and everyone else is a dirty, filthy liar?
So it was all a myth, sort of like 'fan death,' concocted by some random anti-Cola cunt?
Aspartame has been found to be safe for human consumption by more than ninety countries worldwide, with FDA officials describing aspartame as "one of the most thoroughly tested and studied food additives the agency has ever approved" and its safety as "clear cut", but has been the subject of several controversies, hoaxes and health scares.
A widely circulated email hoax cited aspartame as the cause of numerous diseases. The Center for Disease Control investigated and was unable to find any significant epidemiological associations to serious risk or harm.
Sounds like Datalounge:
Publicity of this controversy has been spread through an elaborate health scare and "Internet smear campaign" involving hoax e-mails repeating Betty Martini's widely circulated conspiracy theory. Her undocumented claims are still repeated by thousands of self-published Web sites.
An elaborate health scare, involving a hoax conspiracy theory disseminated on many Internet websites, attributes a host of deleterious medical effects to aspartame. This theory claims that the FDA approval process of aspartame was tainted and cites as its source an email based upon a supposed talk by a "Nancy Markle" (whose existence has never been confirmed) at a "World Environmental Conference." Specifically, the hoax websites allege that aspartame is responsible for multiple sclerosis, systemic lupus, and methanol toxicity, causing "blindness, spasms, shooting pains, seizures, headaches, depression, anxiety, memory loss, birth defects" and death.

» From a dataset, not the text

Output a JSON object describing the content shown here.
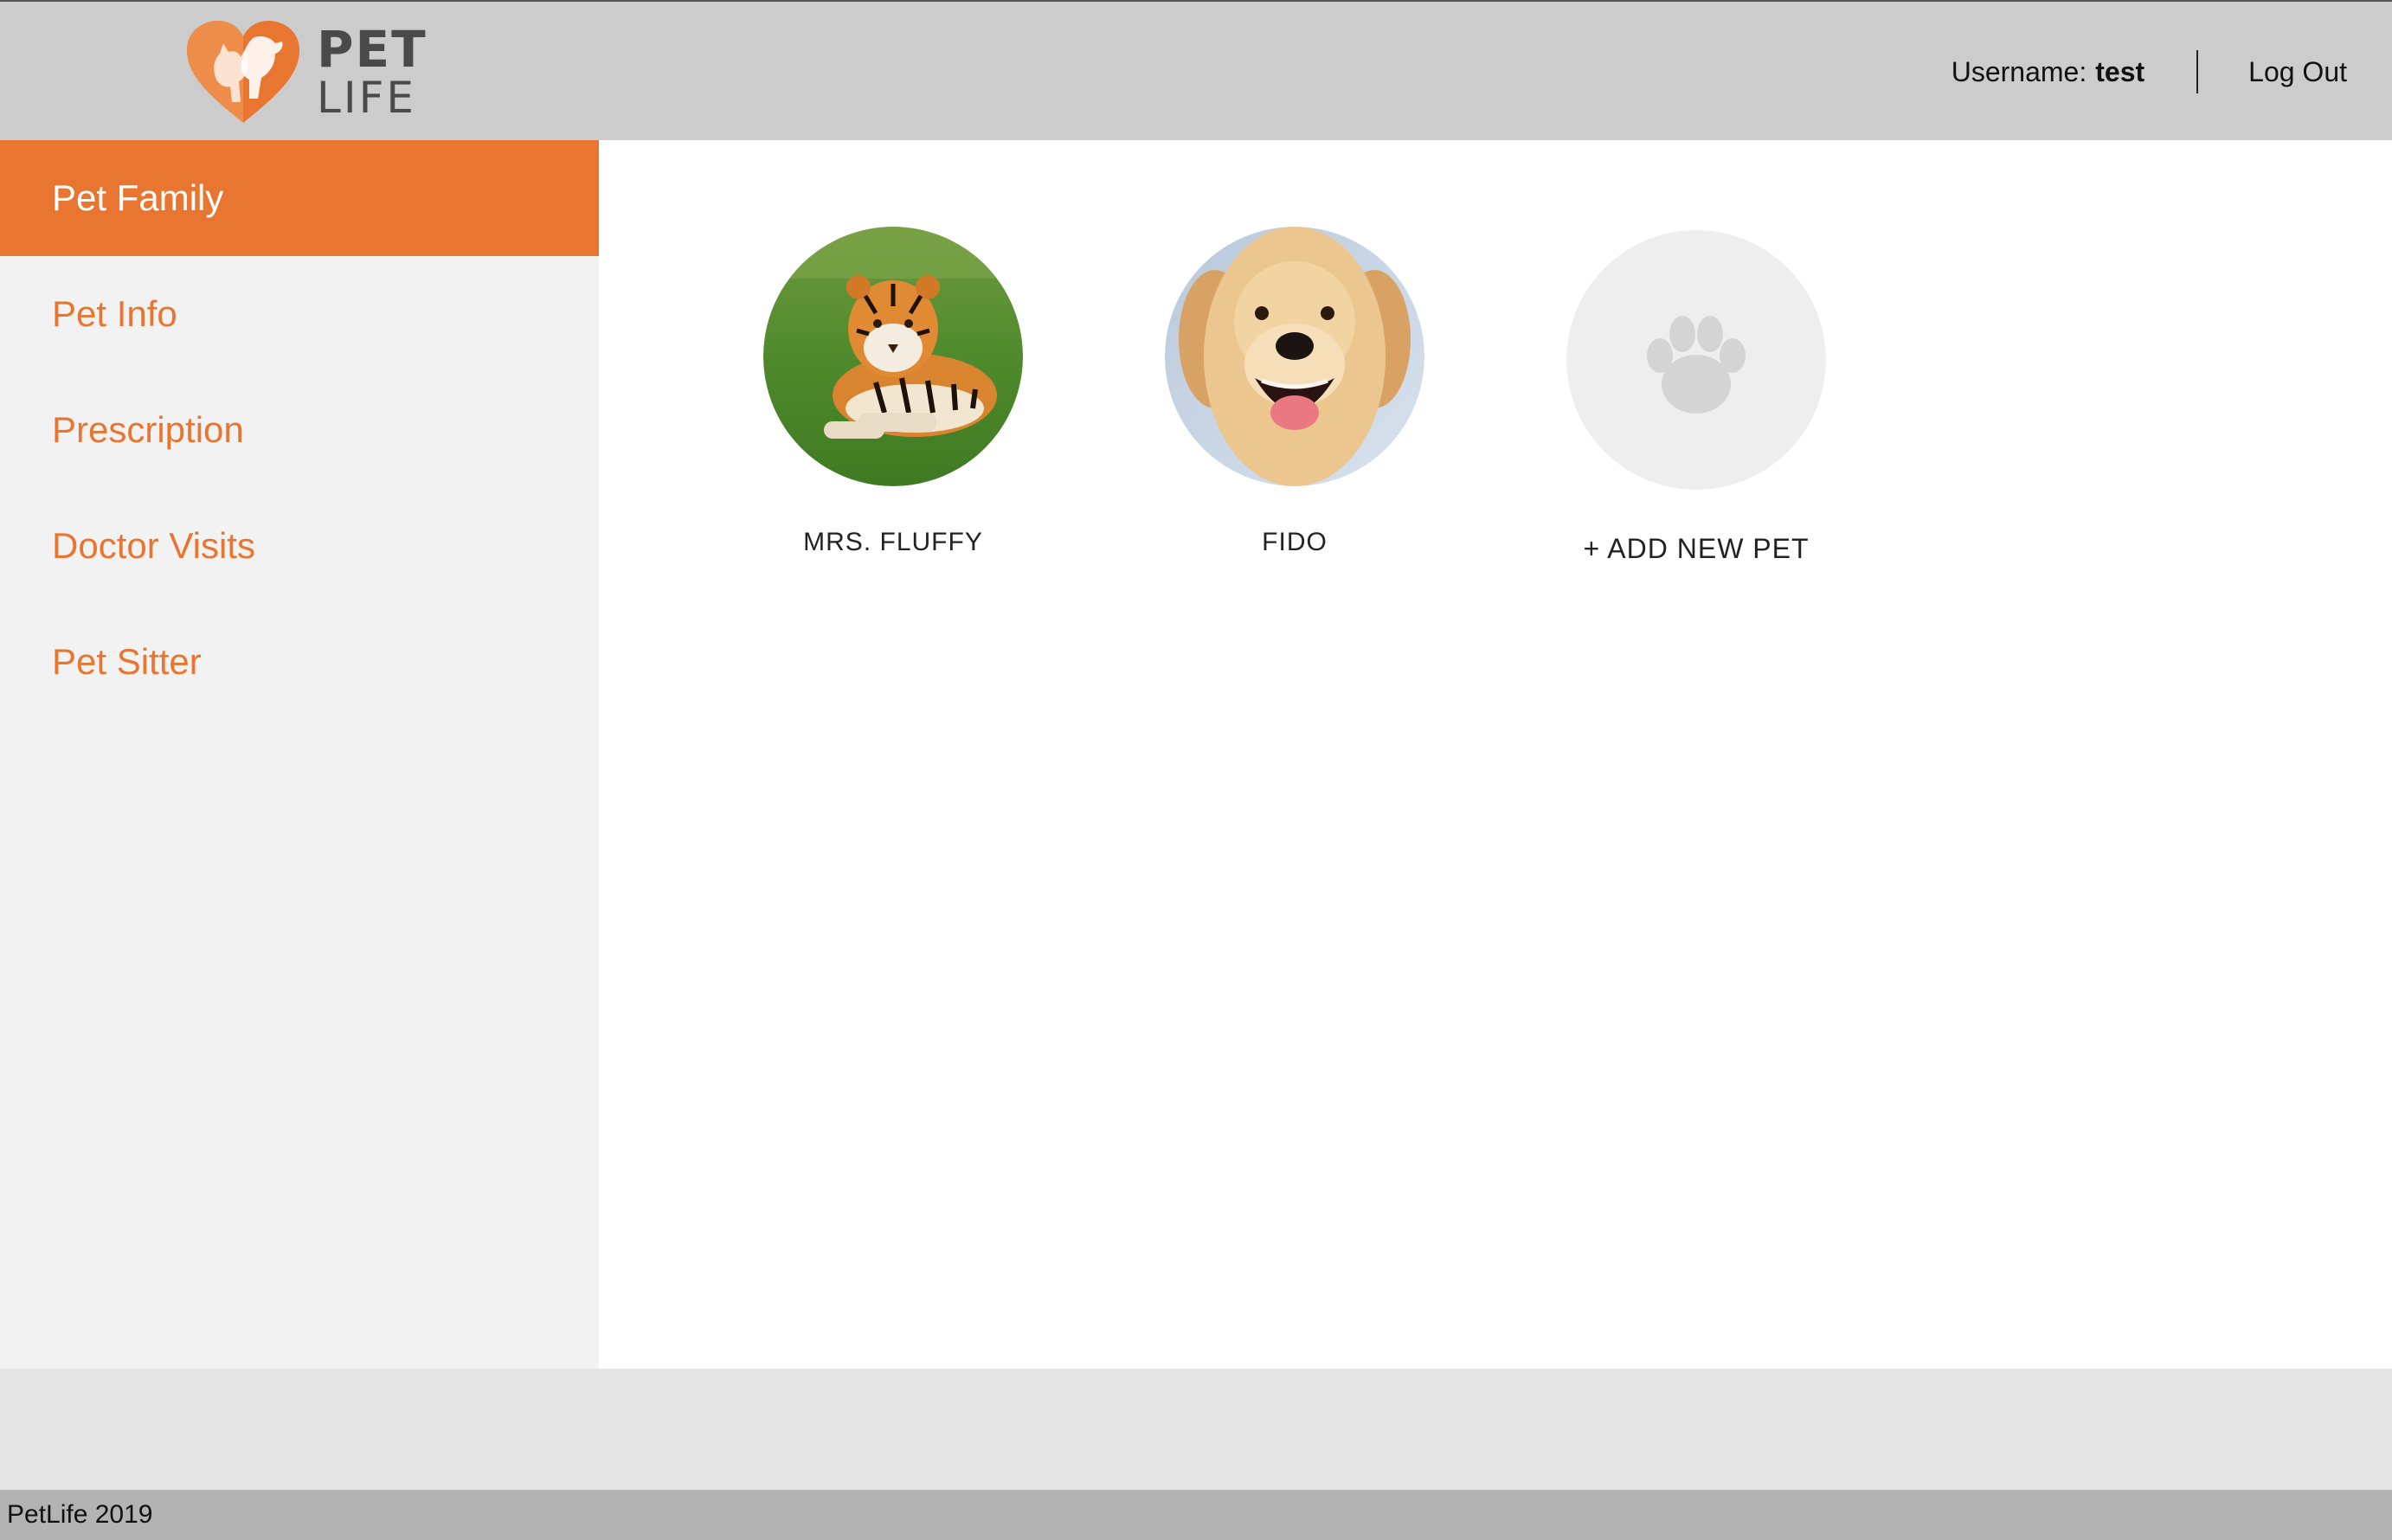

The "Markle" email was in large parts identical to many messages posted by Betty Martini to Usenet newsgroups in late 1995 and early 1996 about her claimed talk at a "World Environmental Conference". Although the content was traced back to her, Martini claims that an unknown person combined her original letter with other information and redistributed it as "Nancy Markle." Martini's email has been described as an "Internet smear campaign ... Its contents were entirely false, misleading, and defamatory to various popular products and their manufacturers, with no basis whatever in fact.
Martini says that there is a conspiracy between the FDA and the producers of aspartame, and her conspiracy theory (repeated by "Markle") has become a canonical example discussed on several Internet conspiracy theory and urban legend websites. Although most of the allegations of this theory contradict the bulk of medical evidence, this misinformation has spread around the world as chain emails since mid-December 1998, influencing many websites as an urban legend that continues to scare consumers.
The dissemination of the "Nancy Markle" letter was considered so notable that the Media Awareness Network featured one version of it in a tutorial on how to determine the credibility of a web page. The tutorial implied that the "Markle" letter was not credible and stated that it should not be used as an authoritative source of information.
Dean Edell warned very strongly against the "Markle" letter:
Beware The E-Mail Hoax: The Evils Of Nutrasweet (Aspartame)
A highly inaccurate "chain letter" is being circulated via e-mail warning the reader of the health dangers of aspartame (Nutrasweet) diet drinks. There is so much scientific untruth in it, it's scary. Be careful, because others know how to manipulate you by this. Just because something is beyond your comprehension doesn't mean it is scientific. The e-mail is outrageous enough to state that the Multiple Sclerosis Foundation is suing the FDA for collusion with Monsanto ... Bogus, totally bogus. You've got to be careful of these Internet hoaxes. When you read health information online, be sure to know the source of the information you are reading, okay?